These are only a few of the numerous evidences marshaled by Kaufmann. It is enough, however, to demonstrate how tenuous the hypothesis of evolution of Israel’s religion is. As such, it is imperative that scholars respect the integrity of Israel’s religion by maintaining the incomparability and priority to the teachings of the biblical text over that of ANET. Scholars must analyze Israel’s faith and the Bible on its own terms to ensure success in gaining an accurate understanding of the uniquely revealed religion in the world.
Source: Yehezkel Kaufmann, The Religion of Israel (Uni. Chicago Press, 1960), pp. 7-20, 60-78, 122-152.
John Currid, Against the Gods: The Polemical Theology of the Old Testament (Crossway, 2013).
John Oswalt, The Bible Among the Myths (Zondervan, 2009).
Norman Snaith, The Distinctive Ideas of the Old Testament (Epworth Press, 1944).
Benjamin Sommer, “Appendix: Monotheism and Polytheism in Ancient Israel” in The Bodies of God and the World of Ancient Israel (Cambridge UP, 2009).
—————-“Yehezkel Kaufmann and Recent Scholarshp: Toward a Richer Discourse of Monotheism” in Job Jindo, Benjamin Sommer & Thomas Staubli (eds.), Yehezkel Kaufmann and the Reinvention of Jewish Biblical Scholarship (Academic Press Fribourg, 2017).
Reading the Bible as God’s Word: The Redemptive Historical Method and Progressive Revelation.

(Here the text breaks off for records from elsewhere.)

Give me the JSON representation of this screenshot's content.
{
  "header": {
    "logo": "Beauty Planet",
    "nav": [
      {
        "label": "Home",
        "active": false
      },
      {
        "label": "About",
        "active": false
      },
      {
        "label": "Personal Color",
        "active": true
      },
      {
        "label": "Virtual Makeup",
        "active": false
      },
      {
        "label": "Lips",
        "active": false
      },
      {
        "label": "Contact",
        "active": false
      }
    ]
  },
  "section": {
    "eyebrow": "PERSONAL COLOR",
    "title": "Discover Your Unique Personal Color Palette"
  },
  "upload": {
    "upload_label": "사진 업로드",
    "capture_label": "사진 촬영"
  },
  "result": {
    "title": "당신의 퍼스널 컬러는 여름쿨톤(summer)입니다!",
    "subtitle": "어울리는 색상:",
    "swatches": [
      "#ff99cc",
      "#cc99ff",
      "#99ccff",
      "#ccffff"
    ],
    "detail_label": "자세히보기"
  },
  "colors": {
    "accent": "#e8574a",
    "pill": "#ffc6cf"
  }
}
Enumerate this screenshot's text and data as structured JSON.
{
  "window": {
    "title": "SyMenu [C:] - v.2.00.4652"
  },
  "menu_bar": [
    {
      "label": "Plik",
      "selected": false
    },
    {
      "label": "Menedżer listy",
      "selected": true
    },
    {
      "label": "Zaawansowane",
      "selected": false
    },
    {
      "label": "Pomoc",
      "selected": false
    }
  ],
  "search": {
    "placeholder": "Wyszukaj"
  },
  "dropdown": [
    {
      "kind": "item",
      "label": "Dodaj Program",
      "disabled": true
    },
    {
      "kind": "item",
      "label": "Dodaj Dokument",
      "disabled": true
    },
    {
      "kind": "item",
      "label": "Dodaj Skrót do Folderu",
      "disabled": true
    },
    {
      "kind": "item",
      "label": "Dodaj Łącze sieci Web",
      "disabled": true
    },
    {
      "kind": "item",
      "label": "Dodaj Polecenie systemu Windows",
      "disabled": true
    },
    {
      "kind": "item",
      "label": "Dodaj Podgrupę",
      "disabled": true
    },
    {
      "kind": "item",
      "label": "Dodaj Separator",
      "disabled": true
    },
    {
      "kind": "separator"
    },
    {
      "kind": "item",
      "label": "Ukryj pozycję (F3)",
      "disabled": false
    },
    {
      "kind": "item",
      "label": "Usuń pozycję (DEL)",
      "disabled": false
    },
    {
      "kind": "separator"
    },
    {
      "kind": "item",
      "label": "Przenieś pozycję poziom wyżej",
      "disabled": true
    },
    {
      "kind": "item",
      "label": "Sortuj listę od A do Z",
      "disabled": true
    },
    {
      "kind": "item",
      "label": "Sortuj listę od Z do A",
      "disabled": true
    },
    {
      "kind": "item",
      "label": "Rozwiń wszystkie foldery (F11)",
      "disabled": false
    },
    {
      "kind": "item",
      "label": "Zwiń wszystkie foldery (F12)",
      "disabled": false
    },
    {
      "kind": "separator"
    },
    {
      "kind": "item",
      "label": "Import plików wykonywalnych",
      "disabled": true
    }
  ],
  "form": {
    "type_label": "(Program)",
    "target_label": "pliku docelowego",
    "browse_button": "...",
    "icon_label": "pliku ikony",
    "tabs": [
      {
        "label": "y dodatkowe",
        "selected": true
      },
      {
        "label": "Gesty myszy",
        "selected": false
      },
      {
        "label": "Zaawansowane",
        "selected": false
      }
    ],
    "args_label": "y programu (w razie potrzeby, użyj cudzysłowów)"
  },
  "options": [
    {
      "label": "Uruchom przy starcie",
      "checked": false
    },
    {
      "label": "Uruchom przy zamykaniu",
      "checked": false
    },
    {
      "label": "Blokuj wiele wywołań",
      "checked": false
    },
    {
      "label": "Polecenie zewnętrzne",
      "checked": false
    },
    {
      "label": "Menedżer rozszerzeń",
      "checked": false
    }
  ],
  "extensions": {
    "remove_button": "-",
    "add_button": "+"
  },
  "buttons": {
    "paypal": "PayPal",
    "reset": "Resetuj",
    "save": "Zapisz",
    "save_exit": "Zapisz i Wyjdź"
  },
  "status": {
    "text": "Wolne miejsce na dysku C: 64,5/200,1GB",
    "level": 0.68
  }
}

Part 1
Reading the Bible as God’s Word: The Redemptive Historical Method and Progressive Revelation. Part 2